Day-to-day life can be challenging.
When things get tough, people get ill. Both physically and mentally.
Unfortunately for one hairdresser in the UK, her struggle with mental illness lead to her employer sacking her.
The unnamed woman was diagnosed with anxiety in April 2017. When she told the salon owner she’d been advised to take some time off work, she was met with the reply that the salon “didn’t do” sick days.
After returning to work, she was labelled a liability by her boss, claiming her “head was all over the place”. Not long after she was told to pack up and leave.
After arguing the unlawful sacking in court, the apprentice hairdresser was awarded £6,312.
These days, more people than ever are being diagnosed with mental health issues such as anxiety and depression.
According to ‘No Panic’, a charity that deals specifically with people who suffer from Panic Attacks and anxiety disorders, in 2013 alone there 8.2 million cases of anxiety. The charity mind state that 1 in 6 workers are dealing with mental health problems which could stop people from performing at their best.

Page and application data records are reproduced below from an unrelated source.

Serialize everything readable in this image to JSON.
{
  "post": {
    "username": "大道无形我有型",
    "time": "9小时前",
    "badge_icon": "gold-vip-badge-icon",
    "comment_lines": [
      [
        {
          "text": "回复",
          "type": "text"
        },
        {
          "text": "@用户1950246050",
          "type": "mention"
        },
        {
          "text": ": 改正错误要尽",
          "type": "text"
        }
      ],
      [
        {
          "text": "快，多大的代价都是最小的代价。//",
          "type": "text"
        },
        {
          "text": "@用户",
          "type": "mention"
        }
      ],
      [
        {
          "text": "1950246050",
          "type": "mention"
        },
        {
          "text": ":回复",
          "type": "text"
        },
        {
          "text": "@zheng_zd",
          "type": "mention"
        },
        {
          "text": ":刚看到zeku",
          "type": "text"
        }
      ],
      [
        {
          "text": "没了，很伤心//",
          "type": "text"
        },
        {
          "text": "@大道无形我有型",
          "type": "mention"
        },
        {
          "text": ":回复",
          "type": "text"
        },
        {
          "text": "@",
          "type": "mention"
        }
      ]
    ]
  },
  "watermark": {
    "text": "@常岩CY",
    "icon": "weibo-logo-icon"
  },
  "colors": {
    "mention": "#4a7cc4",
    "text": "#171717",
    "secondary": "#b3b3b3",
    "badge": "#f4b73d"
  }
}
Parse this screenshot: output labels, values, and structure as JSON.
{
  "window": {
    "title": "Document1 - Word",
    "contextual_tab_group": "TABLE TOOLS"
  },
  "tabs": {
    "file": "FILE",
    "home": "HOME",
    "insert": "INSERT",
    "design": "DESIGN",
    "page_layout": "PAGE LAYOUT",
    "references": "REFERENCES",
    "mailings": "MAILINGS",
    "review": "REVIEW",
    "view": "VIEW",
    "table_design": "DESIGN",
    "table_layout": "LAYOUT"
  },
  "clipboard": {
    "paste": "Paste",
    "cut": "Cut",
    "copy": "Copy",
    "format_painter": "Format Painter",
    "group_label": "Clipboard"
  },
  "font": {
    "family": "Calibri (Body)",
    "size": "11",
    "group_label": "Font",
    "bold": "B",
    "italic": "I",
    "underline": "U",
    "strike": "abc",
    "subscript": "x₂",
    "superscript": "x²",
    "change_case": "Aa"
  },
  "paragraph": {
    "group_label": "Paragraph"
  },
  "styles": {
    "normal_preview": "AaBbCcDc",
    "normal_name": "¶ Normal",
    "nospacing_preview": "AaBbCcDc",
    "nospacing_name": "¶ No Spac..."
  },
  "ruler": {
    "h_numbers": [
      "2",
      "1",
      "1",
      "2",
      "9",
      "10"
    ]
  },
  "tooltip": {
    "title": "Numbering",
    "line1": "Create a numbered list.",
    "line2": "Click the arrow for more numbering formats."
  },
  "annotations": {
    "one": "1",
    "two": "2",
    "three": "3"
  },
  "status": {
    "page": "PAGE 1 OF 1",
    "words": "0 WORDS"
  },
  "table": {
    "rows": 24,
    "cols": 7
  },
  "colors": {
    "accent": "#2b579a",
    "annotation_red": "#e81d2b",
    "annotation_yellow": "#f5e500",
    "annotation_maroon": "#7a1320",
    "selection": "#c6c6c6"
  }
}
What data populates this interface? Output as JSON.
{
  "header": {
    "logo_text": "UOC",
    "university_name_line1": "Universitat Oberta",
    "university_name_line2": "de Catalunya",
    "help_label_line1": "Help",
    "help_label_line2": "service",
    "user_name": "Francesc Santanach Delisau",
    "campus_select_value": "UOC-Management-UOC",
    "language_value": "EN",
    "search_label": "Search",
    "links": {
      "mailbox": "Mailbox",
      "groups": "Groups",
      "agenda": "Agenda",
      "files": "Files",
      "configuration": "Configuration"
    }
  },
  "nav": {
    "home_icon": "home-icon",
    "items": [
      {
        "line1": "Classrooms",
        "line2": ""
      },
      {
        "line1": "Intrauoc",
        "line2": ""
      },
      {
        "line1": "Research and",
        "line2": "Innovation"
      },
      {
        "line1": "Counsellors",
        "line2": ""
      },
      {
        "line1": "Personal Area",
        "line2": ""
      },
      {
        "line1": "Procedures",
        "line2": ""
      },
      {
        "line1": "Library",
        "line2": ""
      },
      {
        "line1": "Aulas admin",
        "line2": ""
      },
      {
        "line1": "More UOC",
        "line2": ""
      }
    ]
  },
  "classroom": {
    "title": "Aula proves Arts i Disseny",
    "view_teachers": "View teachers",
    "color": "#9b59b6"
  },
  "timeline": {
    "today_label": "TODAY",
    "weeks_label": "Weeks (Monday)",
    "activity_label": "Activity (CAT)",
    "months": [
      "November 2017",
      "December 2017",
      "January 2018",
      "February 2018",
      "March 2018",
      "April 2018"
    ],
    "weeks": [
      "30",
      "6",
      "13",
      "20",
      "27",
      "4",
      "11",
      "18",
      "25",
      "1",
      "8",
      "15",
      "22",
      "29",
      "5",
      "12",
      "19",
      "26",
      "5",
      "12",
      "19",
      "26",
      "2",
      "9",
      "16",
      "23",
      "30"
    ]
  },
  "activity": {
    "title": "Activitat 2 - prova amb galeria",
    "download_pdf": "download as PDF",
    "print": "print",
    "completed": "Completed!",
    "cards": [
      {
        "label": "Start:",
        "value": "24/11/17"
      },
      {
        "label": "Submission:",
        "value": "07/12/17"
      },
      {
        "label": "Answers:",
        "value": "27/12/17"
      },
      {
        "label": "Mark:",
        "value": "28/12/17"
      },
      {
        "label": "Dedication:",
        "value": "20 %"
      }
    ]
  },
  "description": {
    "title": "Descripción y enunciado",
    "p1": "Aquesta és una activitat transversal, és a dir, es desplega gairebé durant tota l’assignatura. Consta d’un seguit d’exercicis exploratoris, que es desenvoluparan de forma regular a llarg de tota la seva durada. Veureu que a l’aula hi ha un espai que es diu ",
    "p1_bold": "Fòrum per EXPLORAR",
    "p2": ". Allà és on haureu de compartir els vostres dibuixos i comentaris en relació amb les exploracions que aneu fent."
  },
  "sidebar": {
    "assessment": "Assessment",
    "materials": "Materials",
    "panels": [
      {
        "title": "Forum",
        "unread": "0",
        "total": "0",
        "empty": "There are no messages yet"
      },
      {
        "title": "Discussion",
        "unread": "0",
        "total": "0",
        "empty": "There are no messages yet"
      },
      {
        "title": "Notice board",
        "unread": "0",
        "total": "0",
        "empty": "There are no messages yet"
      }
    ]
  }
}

In UK law, mental health is treated as a disability, which makes it a protected characteristic under the Equality Act 2010. Therefore, from a legal perspective, a productivity perspective and for the health of any company, it’s important that mental health is treated correctly. Here’s how:
- Reduce stress levels in the office – Remove as best you can any stress indicators that may be lurking in your offices. This one is simple but can be very easily overlooked.
- Ensure employees take measures to manage stress levels – Communicate how important it is that your staff manage their stress levels and be flexible in helping them do so. If they have certain methods, allow them time off to do so.
- Give your employees some distractions – Work should be fun. Having activities such as classes or workshops in which staff can relieve tension and forget about the stresses of home and work-life, even for a short amount of time, can really benefit the health of your employees.
For tips on how to destress yourself and others, check out these 20 tips from the Huffington Post.
For the legal side of things, its really important you brush up your knowledge on dismissals and mental illness.
Personnel today have some really helpful advice on the legal aspect of things that you can find here.
Alternatively, it might be worth brushing up your knowledge with a CIPD qualification. DPG offer a range of programmes that could broaden your knowledge and adaptability when it comes to dealing with a range of issues like this. You can find there here.